We all know that light and sound are wave phenomena, but of very different kinds. Light is electromechanical in nature, while sound is mechanical. Light can travel through a vacuum, while sound needs some sort of medium to transmit it. So it would seem that it might be difficult to use sound to modify light, but with the right equipment, it’s actually pretty easy.

Easy, perhaps, if you’re used to slinging lasers around and terms like “acousto-optic tunable filter” fall trippingly from your tongue, as is the case for [Les Wright]. An AOTF is a device that takes a radio frequency input and applies it to a piezoelectric transducer that’s bonded to a crystal of tellurium oxide. The RF signal excites the transducer, which vibrates the TeO2 crystal and sets up a standing wave within it. The alternating bands of compressed and expanded material within the crystal act like a diffraction grating. Change the excitation frequency, and the filter’s frequency changes too.

To explore the way sound can bend light, [Les] picked up a commercial AOTF from the surplus market. Sadly, it didn’t come with the RF driver, but no matter — a few quick eBay purchases put the needed RF generator and power amplifier on his bench. The modules went into an enclosure to make the driver more of an instrument and less of a one-off, with a nice multi-turn pot and vernier knob for precise filter adjustment. It’s really kind of cool to watch the output beam change colors at the twist of a knob, and cooler still to realize how it all works.

We’ve been seeing a lot of [Les]’ optics projects lately, from homemade TEA lasers to blasting the Bayer filter off a digital camera, each as impressive as the last! Continue reading “Acousto-Optic Filter Uses Sound To Bend Light”

RGV Laser

[Carl] sure has come a long way with laser modifications, now introducing his portable RGV Full Colour Laser. Although it feels just like yesterday when he showed us his green spiro and his Lego diffraction grating projector.

But enough of the past, the RGV laser is built using a White Fusion Mixing Kit and his own Full Colour Driver Extension. We couldn’t find any circuit diagrams or code to build your own at the moment, but it appears fairly straight forward and you can always take a look at [c4r0’s] Colour Laser.

Hackaday Links: Sunday January 24

Everyone Remembers Free day right? [The Ideanator’s] Bus Pirate came in such a nice red box – he decided to make it his permanent case.

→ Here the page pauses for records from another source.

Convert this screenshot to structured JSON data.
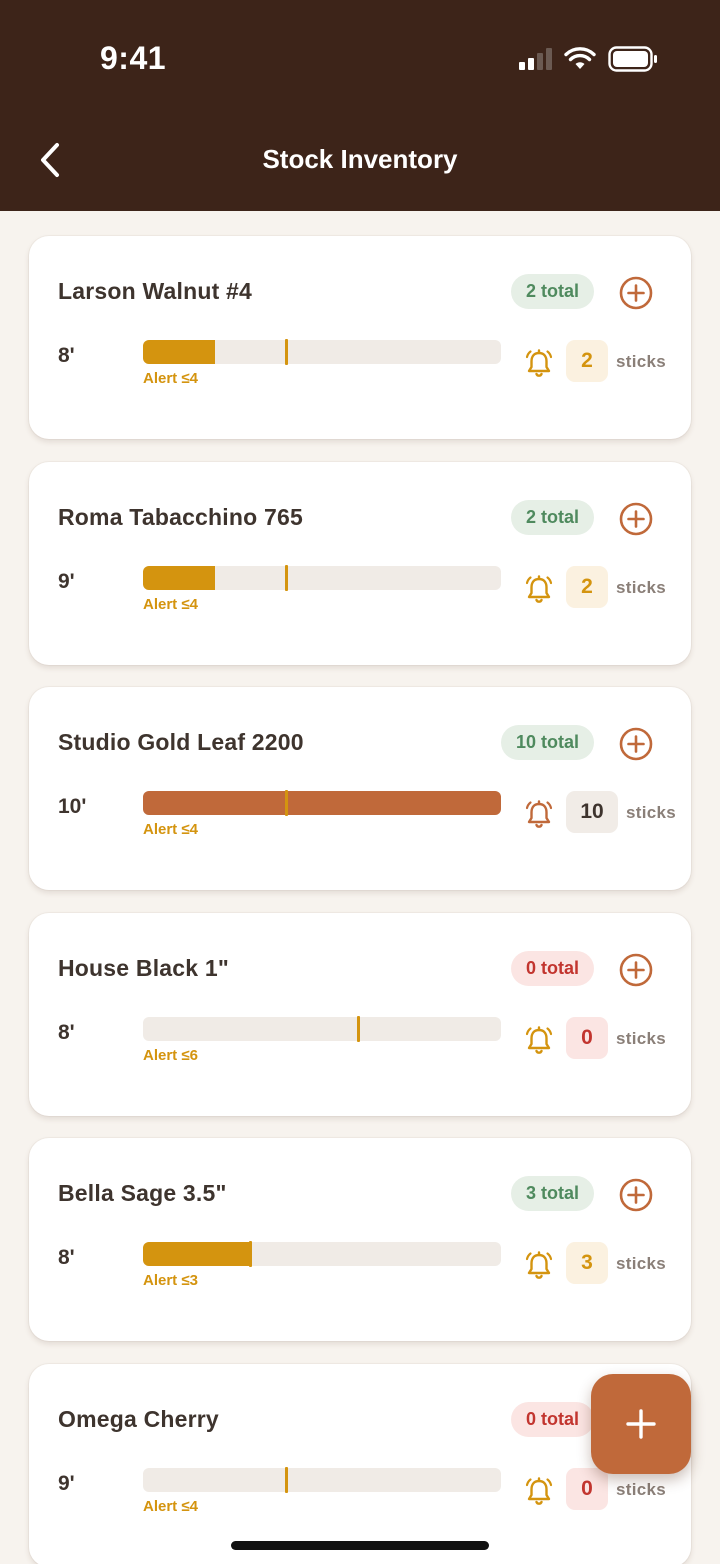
{
  "status_bar": {
    "time": "9:41"
  },
  "nav": {
    "title": "Stock Inventory"
  },
  "sticks_label": "sticks",
  "colors": {
    "header_bg": "#3d2419",
    "accent": "#c0693a",
    "alert": "#d4940f",
    "ok_green": "#4f8a5e",
    "zero_red": "#c2352f"
  },
  "items": [
    {
      "name": "Larson Walnut #4",
      "total": "2 total",
      "status": "low",
      "length": "8'",
      "alert": "Alert ≤4",
      "count": "2",
      "fill_fraction": 0.2,
      "alert_fraction": 0.4
    },
    {
      "name": "Roma Tabacchino 765",
      "total": "2 total",
      "status": "low",
      "length": "9'",
      "alert": "Alert ≤4",
      "count": "2",
      "fill_fraction": 0.2,
      "alert_fraction": 0.4
    },
    {
      "name": "Studio Gold Leaf 2200",
      "total": "10 total",
      "status": "ok",
      "length": "10'",
      "alert": "Alert ≤4",
      "count": "10",
      "fill_fraction": 1.0,
      "alert_fraction": 0.4
    },
    {
      "name": "House Black 1\"",
      "total": "0 total",
      "status": "zero",
      "length": "8'",
      "alert": "Alert ≤6",
      "count": "0",
      "fill_fraction": 0.0,
      "alert_fraction": 0.6
    },
    {
      "name": "Bella Sage 3.5\"",
      "total": "3 total",
      "status": "low",
      "length": "8'",
      "alert": "Alert ≤3",
      "count": "3",
      "fill_fraction": 0.3,
      "alert_fraction": 0.3
    },
    {
      "name": "Omega Cherry",
      "total": "0 total",
      "status": "zero",
      "length": "9'",
      "alert": "Alert ≤4",
      "count": "0",
      "fill_fraction": 0.0,
      "alert_fraction": 0.4
    }
  ],
  "icons": {
    "back": "chevron-left-icon",
    "add_item": "plus-circle-icon",
    "alert": "bell-icon",
    "fab": "plus-icon"
  }
}
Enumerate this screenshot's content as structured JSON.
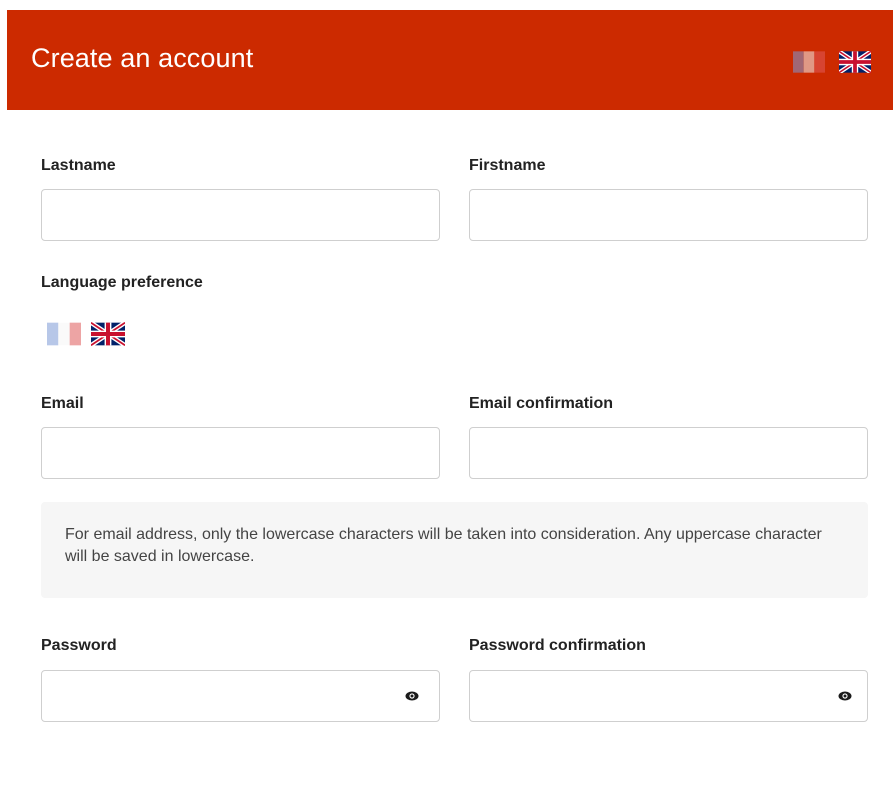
{
  "header": {
    "title": "Create an account",
    "flags": [
      {
        "code": "fr",
        "icon": "france-flag-icon"
      },
      {
        "code": "en",
        "icon": "uk-flag-icon"
      }
    ],
    "background_color": "#cc2a00"
  },
  "form": {
    "lastname_label": "Lastname",
    "lastname_value": "",
    "firstname_label": "Firstname",
    "firstname_value": "",
    "language_label": "Language preference",
    "language_options": [
      {
        "code": "fr",
        "icon": "france-flag-icon"
      },
      {
        "code": "en",
        "icon": "uk-flag-icon"
      }
    ],
    "email_label": "Email",
    "email_value": "",
    "email_confirmation_label": "Email confirmation",
    "email_confirmation_value": "",
    "email_notice": "For email address, only the lowercase characters will be taken into consideration. Any uppercase character will be saved in lowercase.",
    "password_label": "Password",
    "password_value": "",
    "password_confirmation_label": "Password confirmation",
    "password_confirmation_value": "",
    "password_toggle_icon": "eye-icon"
  }
}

[Chico] is in the middle of making a CNC, but decided to make some music with the steppers in the mean time.

What looks like an old wooden box is actually [Ludvig’s] super sweet retro arcade cabinet. Complete with a giant emergency stop red button.

Who says Legos are dead? [Carl] used them to create a simple and cheap diffraction grating projector. Including video!

[Torchris] used an Ethernet shield exactly as it was designed, sending data over Ethernet. Still a nice hack for those needing help working with Ethernet shields and Arduino.

Finally [Robert] let us know about a friends Arduino Binary Clock. But we think his elegant use of tape and a sand blaster to engrave glass is cooler.